Task statement
Go through the data and copy every line in which "Requests" appears.

======== Exercise materials ========

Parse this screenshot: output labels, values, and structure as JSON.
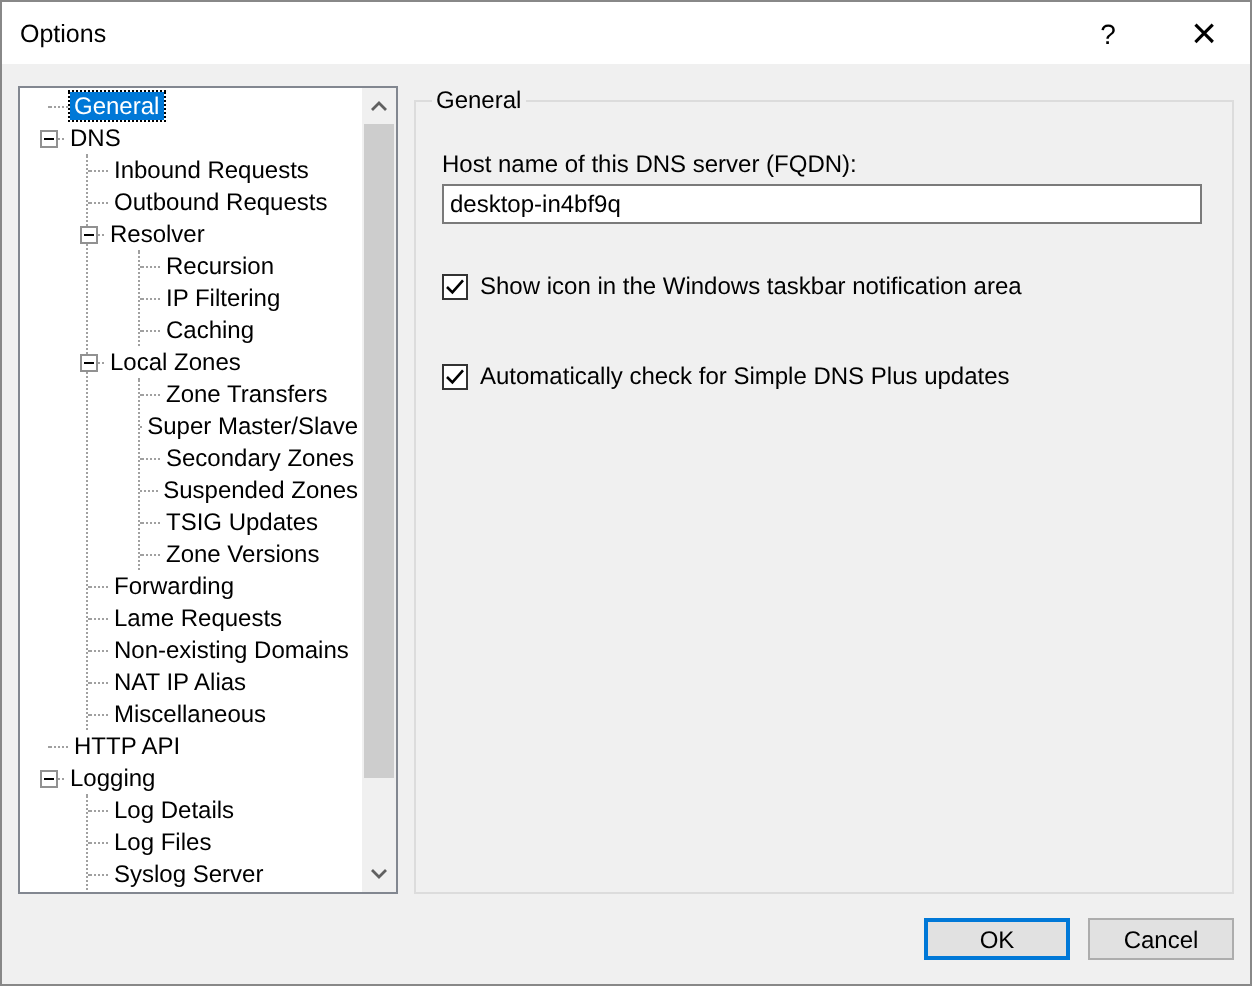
{
  "window": {
    "title": "Options",
    "help_button": "?",
    "close_button": "×"
  },
  "tree": [
    {
      "label": "General",
      "selected": true
    },
    {
      "label": "DNS",
      "selected": false,
      "expanded": true,
      "children": [
        {
          "label": "Inbound Requests",
          "selected": false
        },
        {
          "label": "Outbound Requests",
          "selected": false
        },
        {
          "label": "Resolver",
          "selected": false,
          "expanded": true,
          "children": [
            {
              "label": "Recursion",
              "selected": false
            },
            {
              "label": "IP Filtering",
              "selected": false
            },
            {
              "label": "Caching",
              "selected": false
            }
          ]
        },
        {
          "label": "Local Zones",
          "selected": false,
          "expanded": true,
          "children": [
            {
              "label": "Zone Transfers",
              "selected": false
            },
            {
              "label": "Super Master/Slave",
              "selected": false
            },
            {
              "label": "Secondary Zones",
              "selected": false
            },
            {
              "label": "Suspended Zones",
              "selected": false
            },
            {
              "label": "TSIG Updates",
              "selected": false
            },
            {
              "label": "Zone Versions",
              "selected": false
            }
          ]
        },
        {
          "label": "Forwarding",
          "selected": false
        },
        {
          "label": "Lame Requests",
          "selected": false
        },
        {
          "label": "Non-existing Domains",
          "selected": false
        },
        {
          "label": "NAT IP Alias",
          "selected": false
        },
        {
          "label": "Miscellaneous",
          "selected": false
        }
      ]
    },
    {
      "label": "HTTP API",
      "selected": false
    },
    {
      "label": "Logging",
      "selected": false,
      "expanded": true,
      "children": [
        {
          "label": "Log Details",
          "selected": false
        },
        {
          "label": "Log Files",
          "selected": false
        },
        {
          "label": "Syslog Server",
          "selected": false
        }
      ]
    }
  ],
  "group": {
    "title": "General",
    "host_label": "Host name of this DNS server (FQDN):",
    "host_value": "desktop-in4bf9q",
    "checkboxes": [
      {
        "label": "Show icon in the Windows taskbar notification area",
        "checked": true
      },
      {
        "label": "Automatically check for Simple DNS Plus updates",
        "checked": true
      }
    ]
  },
  "buttons": [
    {
      "label": "OK",
      "default": true
    },
    {
      "label": "Cancel",
      "default": false
    }
  ]
}
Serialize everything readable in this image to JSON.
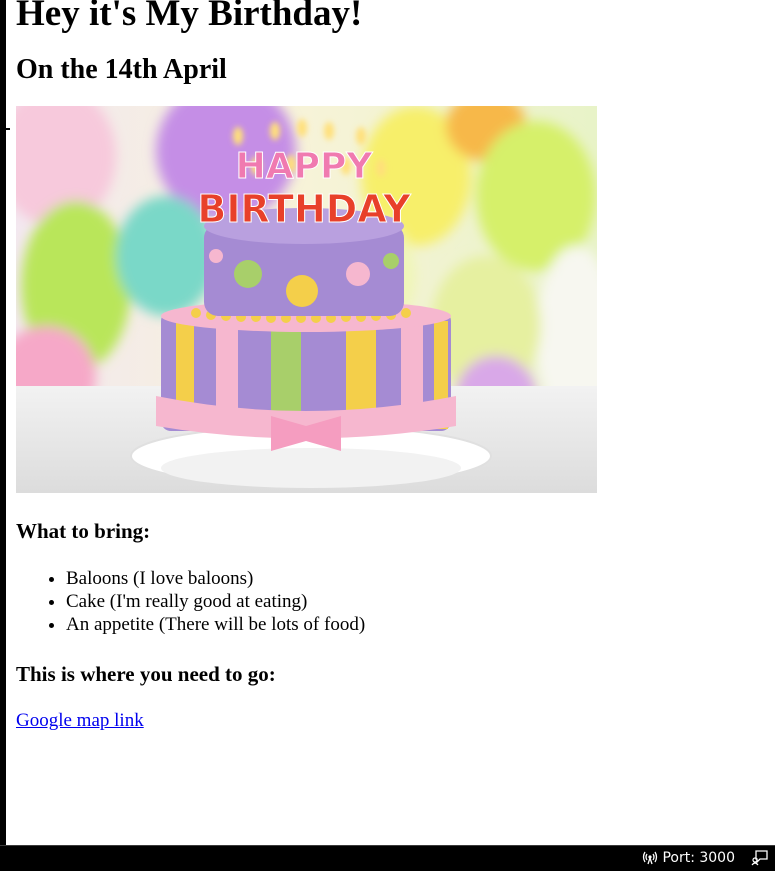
{
  "page": {
    "title": "Hey it's My Birthday!",
    "subtitle": "On the 14th April",
    "image_alt": "HAPPY BIRTHDAY cake",
    "cake_topper_line1": "HAPPY",
    "cake_topper_line2": "BIRTHDAY",
    "bring_heading": "What to bring:",
    "bring_items": [
      "Baloons (I love baloons)",
      "Cake (I'm really good at eating)",
      "An appetite (There will be lots of food)"
    ],
    "location_heading": "This is where you need to go:",
    "map_link": "Google map link"
  },
  "statusbar": {
    "port_label": "Port: 3000",
    "port_icon": "broadcast-icon",
    "feedback_icon": "feedback-icon"
  },
  "colors": {
    "link": "#0000ee",
    "statusbar_bg": "#000000",
    "statusbar_text": "#ffffff",
    "cake_purple": "#a58bd3",
    "cake_pink": "#f6b7cf",
    "cake_yellow": "#f4cf4a",
    "cake_green": "#a8cf6a"
  }
}
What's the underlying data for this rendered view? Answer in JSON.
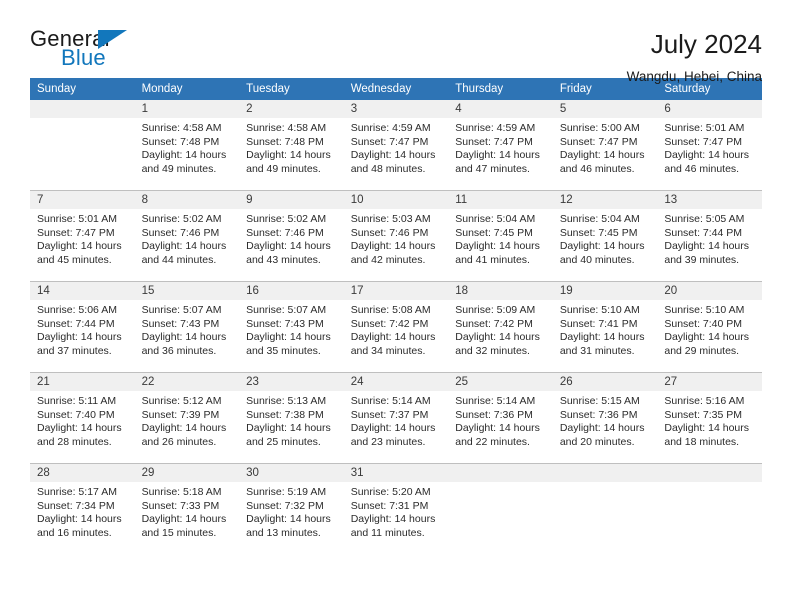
{
  "brand": {
    "name_top": "General",
    "name_bottom": "Blue",
    "triangle_icon": "triangle-icon",
    "accent_color": "#1277bc"
  },
  "header": {
    "title": "July 2024",
    "subtitle": "Wangdu, Hebei, China"
  },
  "calendar": {
    "header_bg": "#2e74b5",
    "daynum_bg": "#f0f0f0",
    "weekdays": [
      "Sunday",
      "Monday",
      "Tuesday",
      "Wednesday",
      "Thursday",
      "Friday",
      "Saturday"
    ],
    "weeks": [
      [
        {
          "day": "",
          "empty": true,
          "sunrise": "",
          "sunset": "",
          "daylight1": "",
          "daylight2": ""
        },
        {
          "day": "1",
          "sunrise": "Sunrise: 4:58 AM",
          "sunset": "Sunset: 7:48 PM",
          "daylight1": "Daylight: 14 hours",
          "daylight2": "and 49 minutes."
        },
        {
          "day": "2",
          "sunrise": "Sunrise: 4:58 AM",
          "sunset": "Sunset: 7:48 PM",
          "daylight1": "Daylight: 14 hours",
          "daylight2": "and 49 minutes."
        },
        {
          "day": "3",
          "sunrise": "Sunrise: 4:59 AM",
          "sunset": "Sunset: 7:47 PM",
          "daylight1": "Daylight: 14 hours",
          "daylight2": "and 48 minutes."
        },
        {
          "day": "4",
          "sunrise": "Sunrise: 4:59 AM",
          "sunset": "Sunset: 7:47 PM",
          "daylight1": "Daylight: 14 hours",
          "daylight2": "and 47 minutes."
        },
        {
          "day": "5",
          "sunrise": "Sunrise: 5:00 AM",
          "sunset": "Sunset: 7:47 PM",
          "daylight1": "Daylight: 14 hours",
          "daylight2": "and 46 minutes."
        },
        {
          "day": "6",
          "sunrise": "Sunrise: 5:01 AM",
          "sunset": "Sunset: 7:47 PM",
          "daylight1": "Daylight: 14 hours",
          "daylight2": "and 46 minutes."
        }
      ],
      [
        {
          "day": "7",
          "sunrise": "Sunrise: 5:01 AM",
          "sunset": "Sunset: 7:47 PM",
          "daylight1": "Daylight: 14 hours",
          "daylight2": "and 45 minutes."
        },
        {
          "day": "8",
          "sunrise": "Sunrise: 5:02 AM",
          "sunset": "Sunset: 7:46 PM",
          "daylight1": "Daylight: 14 hours",
          "daylight2": "and 44 minutes."
        },
        {
          "day": "9",
          "sunrise": "Sunrise: 5:02 AM",
          "sunset": "Sunset: 7:46 PM",
          "daylight1": "Daylight: 14 hours",
          "daylight2": "and 43 minutes."
        },
        {
          "day": "10",
          "sunrise": "Sunrise: 5:03 AM",
          "sunset": "Sunset: 7:46 PM",
          "daylight1": "Daylight: 14 hours",
          "daylight2": "and 42 minutes."
        },
        {
          "day": "11",
          "sunrise": "Sunrise: 5:04 AM",
          "sunset": "Sunset: 7:45 PM",
          "daylight1": "Daylight: 14 hours",
          "daylight2": "and 41 minutes."
        },
        {
          "day": "12",
          "sunrise": "Sunrise: 5:04 AM",
          "sunset": "Sunset: 7:45 PM",
          "daylight1": "Daylight: 14 hours",
          "daylight2": "and 40 minutes."
        },
        {
          "day": "13",
          "sunrise": "Sunrise: 5:05 AM",
          "sunset": "Sunset: 7:44 PM",
          "daylight1": "Daylight: 14 hours",
          "daylight2": "and 39 minutes."
        }
      ],
      [
        {
          "day": "14",
          "sunrise": "Sunrise: 5:06 AM",
          "sunset": "Sunset: 7:44 PM",
          "daylight1": "Daylight: 14 hours",
          "daylight2": "and 37 minutes."
        },
        {
          "day": "15",
          "sunrise": "Sunrise: 5:07 AM",
          "sunset": "Sunset: 7:43 PM",
          "daylight1": "Daylight: 14 hours",
          "daylight2": "and 36 minutes."
        },
        {
          "day": "16",
          "sunrise": "Sunrise: 5:07 AM",
          "sunset": "Sunset: 7:43 PM",
          "daylight1": "Daylight: 14 hours",
          "daylight2": "and 35 minutes."
        },
        {
          "day": "17",
          "sunrise": "Sunrise: 5:08 AM",
          "sunset": "Sunset: 7:42 PM",
          "daylight1": "Daylight: 14 hours",
          "daylight2": "and 34 minutes."
        },
        {
          "day": "18",
          "sunrise": "Sunrise: 5:09 AM",
          "sunset": "Sunset: 7:42 PM",
          "daylight1": "Daylight: 14 hours",
          "daylight2": "and 32 minutes."
        },
        {
          "day": "19",
          "sunrise": "Sunrise: 5:10 AM",
          "sunset": "Sunset: 7:41 PM",
          "daylight1": "Daylight: 14 hours",
          "daylight2": "and 31 minutes."
        },
        {
          "day": "20",
          "sunrise": "Sunrise: 5:10 AM",
          "sunset": "Sunset: 7:40 PM",
          "daylight1": "Daylight: 14 hours",
          "daylight2": "and 29 minutes."
        }
      ],
      [
        {
          "day": "21",
          "sunrise": "Sunrise: 5:11 AM",
          "sunset": "Sunset: 7:40 PM",
          "daylight1": "Daylight: 14 hours",
          "daylight2": "and 28 minutes."
        },
        {
          "day": "22",
          "sunrise": "Sunrise: 5:12 AM",
          "sunset": "Sunset: 7:39 PM",
          "daylight1": "Daylight: 14 hours",
          "daylight2": "and 26 minutes."
        },
        {
          "day": "23",
          "sunrise": "Sunrise: 5:13 AM",
          "sunset": "Sunset: 7:38 PM",
          "daylight1": "Daylight: 14 hours",
          "daylight2": "and 25 minutes."
        },
        {
          "day": "24",
          "sunrise": "Sunrise: 5:14 AM",
          "sunset": "Sunset: 7:37 PM",
          "daylight1": "Daylight: 14 hours",
          "daylight2": "and 23 minutes."
        },
        {
          "day": "25",
          "sunrise": "Sunrise: 5:14 AM",
          "sunset": "Sunset: 7:36 PM",
          "daylight1": "Daylight: 14 hours",
          "daylight2": "and 22 minutes."
        },
        {
          "day": "26",
          "sunrise": "Sunrise: 5:15 AM",
          "sunset": "Sunset: 7:36 PM",
          "daylight1": "Daylight: 14 hours",
          "daylight2": "and 20 minutes."
        },
        {
          "day": "27",
          "sunrise": "Sunrise: 5:16 AM",
          "sunset": "Sunset: 7:35 PM",
          "daylight1": "Daylight: 14 hours",
          "daylight2": "and 18 minutes."
        }
      ],
      [
        {
          "day": "28",
          "sunrise": "Sunrise: 5:17 AM",
          "sunset": "Sunset: 7:34 PM",
          "daylight1": "Daylight: 14 hours",
          "daylight2": "and 16 minutes."
        },
        {
          "day": "29",
          "sunrise": "Sunrise: 5:18 AM",
          "sunset": "Sunset: 7:33 PM",
          "daylight1": "Daylight: 14 hours",
          "daylight2": "and 15 minutes."
        },
        {
          "day": "30",
          "sunrise": "Sunrise: 5:19 AM",
          "sunset": "Sunset: 7:32 PM",
          "daylight1": "Daylight: 14 hours",
          "daylight2": "and 13 minutes."
        },
        {
          "day": "31",
          "sunrise": "Sunrise: 5:20 AM",
          "sunset": "Sunset: 7:31 PM",
          "daylight1": "Daylight: 14 hours",
          "daylight2": "and 11 minutes."
        },
        {
          "day": "",
          "empty": true,
          "sunrise": "",
          "sunset": "",
          "daylight1": "",
          "daylight2": ""
        },
        {
          "day": "",
          "empty": true,
          "sunrise": "",
          "sunset": "",
          "daylight1": "",
          "daylight2": ""
        },
        {
          "day": "",
          "empty": true,
          "sunrise": "",
          "sunset": "",
          "daylight1": "",
          "daylight2": ""
        }
      ]
    ]
  }
}
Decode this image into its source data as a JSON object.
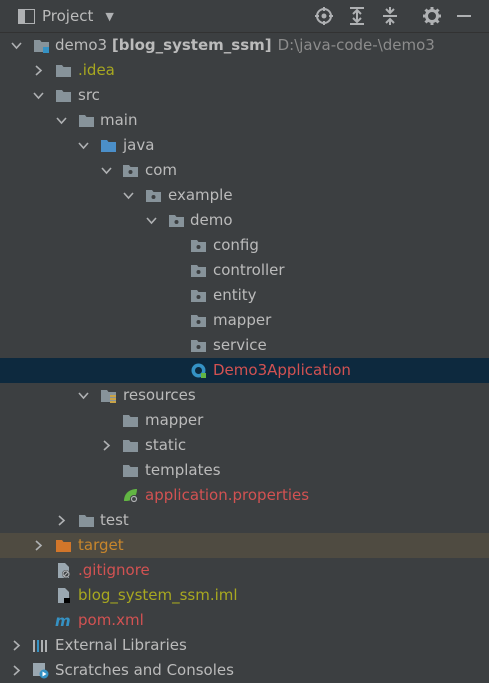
{
  "header": {
    "title": "Project",
    "buttons": [
      "locate-icon",
      "expand-all-icon",
      "collapse-all-icon",
      "settings-icon",
      "minimize-icon"
    ]
  },
  "tree": {
    "root": {
      "name": "demo3",
      "module": "[blog_system_ssm]",
      "path": "D:\\java-code-\\demo3"
    },
    "idea": ".idea",
    "src": "src",
    "main": "main",
    "java": "java",
    "com": "com",
    "example": "example",
    "demo": "demo",
    "packages": [
      "config",
      "controller",
      "entity",
      "mapper",
      "service"
    ],
    "app_class": "Demo3Application",
    "resources": "resources",
    "res_mapper": "mapper",
    "res_static": "static",
    "res_templates": "templates",
    "app_props": "application.properties",
    "test": "test",
    "target": "target",
    "gitignore": ".gitignore",
    "iml": "blog_system_ssm.iml",
    "pom": "pom.xml",
    "ext_libs": "External Libraries",
    "scratches": "Scratches and Consoles"
  },
  "colors": {
    "background": "#3c3f41",
    "selected_row": "#0d293e",
    "excluded_row": "#4f4b41",
    "text": "#bbbbbb",
    "modified_red": "#d25252",
    "ignored_olive": "#a8a820",
    "excluded_orange": "#c8862c",
    "path_grey": "#8c8c8c"
  }
}
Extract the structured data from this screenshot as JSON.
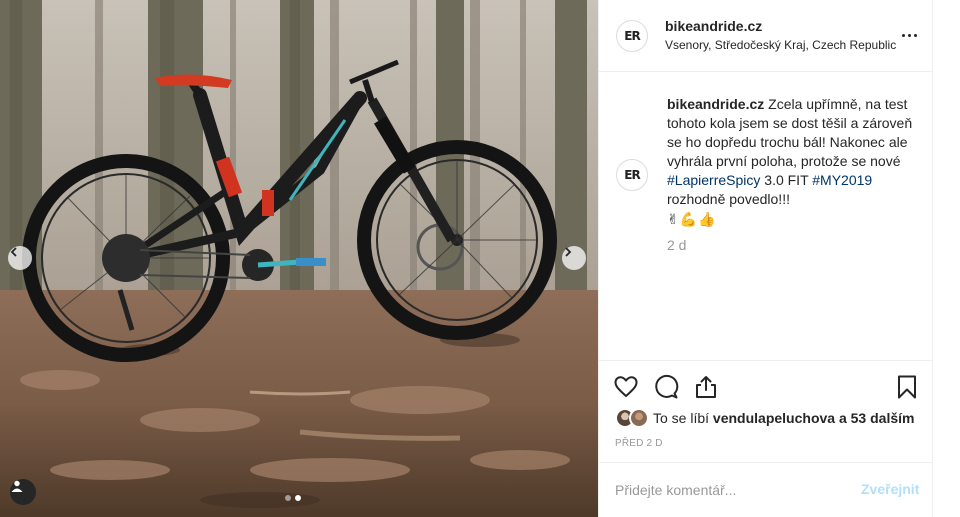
{
  "post": {
    "account": {
      "username": "bikeandride.cz",
      "location": "Vsenory, Středočeský Kraj, Czech Republic",
      "avatar_initials": "ER"
    },
    "caption": {
      "username": "bikeandride.cz",
      "text_1": " Zcela upřímně, na test tohoto kola jsem se dost těšil a zároveň se ho dopředu trochu bál! Nakonec ale vyhrála první poloha, protože se nové ",
      "hashtag_1": "#LapierreSpicy",
      "text_2": " 3.0 FIT ",
      "hashtag_2": "#MY2019",
      "text_3": " rozhodně povedlo!!!",
      "emojis": [
        "✌",
        "💪",
        "👍"
      ],
      "time_ago": "2 d"
    },
    "likes": {
      "prefix": "To se líbí ",
      "liker": "vendulapeluchova",
      "suffix": " a 53 dalším"
    },
    "posted_date": "PŘED 2 D",
    "comment": {
      "placeholder": "Přidejte komentář...",
      "publish_label": "Zveřejnit"
    }
  },
  "carousel": {
    "total": 2,
    "current": 1
  },
  "colors": {
    "link": "#003569",
    "muted": "#999999",
    "publish_disabled": "#b2dffc",
    "border": "#efefef"
  },
  "icons": {
    "prev": "chevron-left-icon",
    "next": "chevron-right-icon",
    "tags": "user-tag-icon",
    "more": "more-options-icon",
    "like": "heart-icon",
    "comment": "comment-bubble-icon",
    "share": "share-icon",
    "save": "bookmark-icon"
  }
}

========

Solution to this problem
          "label": "Inbound Requests",
          "label": "Outbound Requests",
          "label": "Lame Requests",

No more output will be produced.